Activity: Take each line from the entries that holds "value" and copy it out.

Records for processing:
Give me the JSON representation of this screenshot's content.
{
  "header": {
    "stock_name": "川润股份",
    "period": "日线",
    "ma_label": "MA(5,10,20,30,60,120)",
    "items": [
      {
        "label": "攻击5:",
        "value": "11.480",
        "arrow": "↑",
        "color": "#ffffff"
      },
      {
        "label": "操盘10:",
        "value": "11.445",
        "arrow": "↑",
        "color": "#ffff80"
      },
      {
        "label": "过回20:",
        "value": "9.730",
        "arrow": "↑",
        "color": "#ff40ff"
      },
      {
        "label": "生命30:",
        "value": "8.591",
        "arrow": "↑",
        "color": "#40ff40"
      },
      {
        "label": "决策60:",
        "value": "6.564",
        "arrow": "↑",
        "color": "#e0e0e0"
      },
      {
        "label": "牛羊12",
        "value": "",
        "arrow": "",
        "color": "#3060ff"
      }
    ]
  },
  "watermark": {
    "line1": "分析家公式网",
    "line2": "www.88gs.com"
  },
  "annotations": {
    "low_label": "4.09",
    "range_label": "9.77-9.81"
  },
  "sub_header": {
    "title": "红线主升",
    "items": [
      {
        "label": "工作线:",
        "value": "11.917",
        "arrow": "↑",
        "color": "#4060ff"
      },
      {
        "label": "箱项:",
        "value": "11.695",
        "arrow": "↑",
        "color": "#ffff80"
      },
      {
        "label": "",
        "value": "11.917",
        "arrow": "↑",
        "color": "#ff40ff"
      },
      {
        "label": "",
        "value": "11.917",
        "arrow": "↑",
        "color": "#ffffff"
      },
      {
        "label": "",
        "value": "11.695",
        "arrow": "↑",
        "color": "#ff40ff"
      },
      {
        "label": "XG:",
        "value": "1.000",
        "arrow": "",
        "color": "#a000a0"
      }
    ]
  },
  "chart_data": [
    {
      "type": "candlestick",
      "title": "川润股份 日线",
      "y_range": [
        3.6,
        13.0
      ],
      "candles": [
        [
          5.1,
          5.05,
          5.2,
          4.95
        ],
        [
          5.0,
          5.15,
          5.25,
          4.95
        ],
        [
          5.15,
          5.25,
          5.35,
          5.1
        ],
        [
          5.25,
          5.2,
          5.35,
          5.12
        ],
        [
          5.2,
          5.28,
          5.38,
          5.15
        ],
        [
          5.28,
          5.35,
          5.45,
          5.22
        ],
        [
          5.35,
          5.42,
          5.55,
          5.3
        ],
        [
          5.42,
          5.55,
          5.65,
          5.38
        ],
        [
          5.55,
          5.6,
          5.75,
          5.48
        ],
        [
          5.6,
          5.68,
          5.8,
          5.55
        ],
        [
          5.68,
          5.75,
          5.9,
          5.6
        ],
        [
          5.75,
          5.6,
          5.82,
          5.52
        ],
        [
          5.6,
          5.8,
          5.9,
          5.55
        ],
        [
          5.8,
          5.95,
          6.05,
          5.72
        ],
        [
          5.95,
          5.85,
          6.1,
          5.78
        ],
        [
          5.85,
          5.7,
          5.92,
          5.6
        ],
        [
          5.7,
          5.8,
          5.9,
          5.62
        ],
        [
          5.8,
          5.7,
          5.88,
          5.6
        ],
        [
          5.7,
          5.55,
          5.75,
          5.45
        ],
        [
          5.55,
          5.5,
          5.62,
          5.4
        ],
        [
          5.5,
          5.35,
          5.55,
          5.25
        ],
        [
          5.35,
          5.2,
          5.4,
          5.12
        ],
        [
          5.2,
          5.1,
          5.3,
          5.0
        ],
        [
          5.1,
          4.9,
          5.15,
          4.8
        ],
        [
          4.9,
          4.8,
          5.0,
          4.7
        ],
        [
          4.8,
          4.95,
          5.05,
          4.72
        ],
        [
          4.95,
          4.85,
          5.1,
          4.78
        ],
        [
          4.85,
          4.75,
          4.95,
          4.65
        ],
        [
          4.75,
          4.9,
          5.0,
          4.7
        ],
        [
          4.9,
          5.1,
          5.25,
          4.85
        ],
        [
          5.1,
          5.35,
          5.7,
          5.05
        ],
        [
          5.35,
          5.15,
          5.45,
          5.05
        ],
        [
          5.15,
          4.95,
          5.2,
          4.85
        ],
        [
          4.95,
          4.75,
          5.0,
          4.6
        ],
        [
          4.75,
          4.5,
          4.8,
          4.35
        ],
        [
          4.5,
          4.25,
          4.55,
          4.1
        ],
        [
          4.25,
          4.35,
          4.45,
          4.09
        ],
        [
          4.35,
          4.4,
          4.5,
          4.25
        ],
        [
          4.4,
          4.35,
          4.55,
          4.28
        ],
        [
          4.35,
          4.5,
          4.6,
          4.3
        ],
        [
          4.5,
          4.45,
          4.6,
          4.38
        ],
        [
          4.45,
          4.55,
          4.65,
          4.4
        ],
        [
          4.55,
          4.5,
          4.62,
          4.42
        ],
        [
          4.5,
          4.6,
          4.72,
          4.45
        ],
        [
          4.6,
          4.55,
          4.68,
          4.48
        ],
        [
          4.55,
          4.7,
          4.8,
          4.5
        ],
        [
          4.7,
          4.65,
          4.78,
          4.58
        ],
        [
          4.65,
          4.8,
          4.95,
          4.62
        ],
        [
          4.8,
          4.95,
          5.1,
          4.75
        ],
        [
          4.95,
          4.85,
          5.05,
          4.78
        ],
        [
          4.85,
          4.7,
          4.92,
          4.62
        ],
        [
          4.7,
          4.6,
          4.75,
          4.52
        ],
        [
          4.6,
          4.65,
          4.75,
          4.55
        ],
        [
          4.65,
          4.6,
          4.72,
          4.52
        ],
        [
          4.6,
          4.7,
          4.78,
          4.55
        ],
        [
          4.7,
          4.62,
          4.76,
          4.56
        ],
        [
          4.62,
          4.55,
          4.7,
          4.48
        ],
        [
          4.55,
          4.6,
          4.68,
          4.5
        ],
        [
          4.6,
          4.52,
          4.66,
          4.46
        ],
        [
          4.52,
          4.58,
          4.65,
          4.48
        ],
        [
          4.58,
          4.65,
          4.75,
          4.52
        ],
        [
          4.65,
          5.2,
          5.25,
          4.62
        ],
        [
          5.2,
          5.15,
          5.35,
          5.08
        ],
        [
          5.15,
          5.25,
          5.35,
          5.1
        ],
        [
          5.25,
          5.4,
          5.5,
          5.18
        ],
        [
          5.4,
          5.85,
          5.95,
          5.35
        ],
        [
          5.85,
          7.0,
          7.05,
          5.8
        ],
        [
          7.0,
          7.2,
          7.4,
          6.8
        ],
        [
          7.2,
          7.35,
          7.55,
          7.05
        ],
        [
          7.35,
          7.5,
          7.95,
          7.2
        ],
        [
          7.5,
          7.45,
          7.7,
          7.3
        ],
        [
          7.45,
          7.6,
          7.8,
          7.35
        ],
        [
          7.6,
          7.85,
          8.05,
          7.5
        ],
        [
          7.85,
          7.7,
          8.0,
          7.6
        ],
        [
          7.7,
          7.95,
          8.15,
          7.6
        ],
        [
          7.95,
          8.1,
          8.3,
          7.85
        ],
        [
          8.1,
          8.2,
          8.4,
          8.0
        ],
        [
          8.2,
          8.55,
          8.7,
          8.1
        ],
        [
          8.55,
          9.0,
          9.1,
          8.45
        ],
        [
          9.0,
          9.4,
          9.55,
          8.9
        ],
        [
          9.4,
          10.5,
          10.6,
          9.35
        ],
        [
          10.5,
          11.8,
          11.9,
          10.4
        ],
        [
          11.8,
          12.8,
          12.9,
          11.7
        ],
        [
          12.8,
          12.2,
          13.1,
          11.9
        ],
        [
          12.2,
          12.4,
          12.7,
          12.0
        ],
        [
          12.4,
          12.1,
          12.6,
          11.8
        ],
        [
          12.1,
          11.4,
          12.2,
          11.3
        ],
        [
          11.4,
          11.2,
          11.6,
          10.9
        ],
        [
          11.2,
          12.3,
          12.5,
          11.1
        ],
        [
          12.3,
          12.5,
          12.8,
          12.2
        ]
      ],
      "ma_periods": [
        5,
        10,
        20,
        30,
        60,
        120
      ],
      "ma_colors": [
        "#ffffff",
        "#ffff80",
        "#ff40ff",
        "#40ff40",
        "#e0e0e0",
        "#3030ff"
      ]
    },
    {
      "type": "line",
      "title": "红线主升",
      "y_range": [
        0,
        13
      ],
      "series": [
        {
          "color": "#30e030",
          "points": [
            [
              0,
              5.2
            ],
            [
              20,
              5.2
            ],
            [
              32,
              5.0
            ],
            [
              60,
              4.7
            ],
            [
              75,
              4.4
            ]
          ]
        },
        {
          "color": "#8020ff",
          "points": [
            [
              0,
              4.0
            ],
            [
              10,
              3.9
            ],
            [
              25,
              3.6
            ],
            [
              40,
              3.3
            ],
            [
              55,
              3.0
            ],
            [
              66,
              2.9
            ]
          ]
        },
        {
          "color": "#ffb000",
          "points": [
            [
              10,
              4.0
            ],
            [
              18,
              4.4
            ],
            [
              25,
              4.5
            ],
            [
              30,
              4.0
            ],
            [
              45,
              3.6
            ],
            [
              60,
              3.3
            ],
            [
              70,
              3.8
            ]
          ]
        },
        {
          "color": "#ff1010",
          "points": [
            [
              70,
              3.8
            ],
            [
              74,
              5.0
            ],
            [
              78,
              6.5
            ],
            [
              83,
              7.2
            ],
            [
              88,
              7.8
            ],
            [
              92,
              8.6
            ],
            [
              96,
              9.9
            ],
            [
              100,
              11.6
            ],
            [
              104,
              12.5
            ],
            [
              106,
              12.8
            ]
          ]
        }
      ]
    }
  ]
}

Response for this exercise:
        "value": "11.480",
        "value": "11.445",
        "value": "9.730",
        "value": "8.591",
        "value": "6.564",
        "value": "",
        "value": "11.917",
        "value": "11.695",
        "value": "11.917",
        "value": "11.917",
        "value": "11.695",
        "value": "1.000",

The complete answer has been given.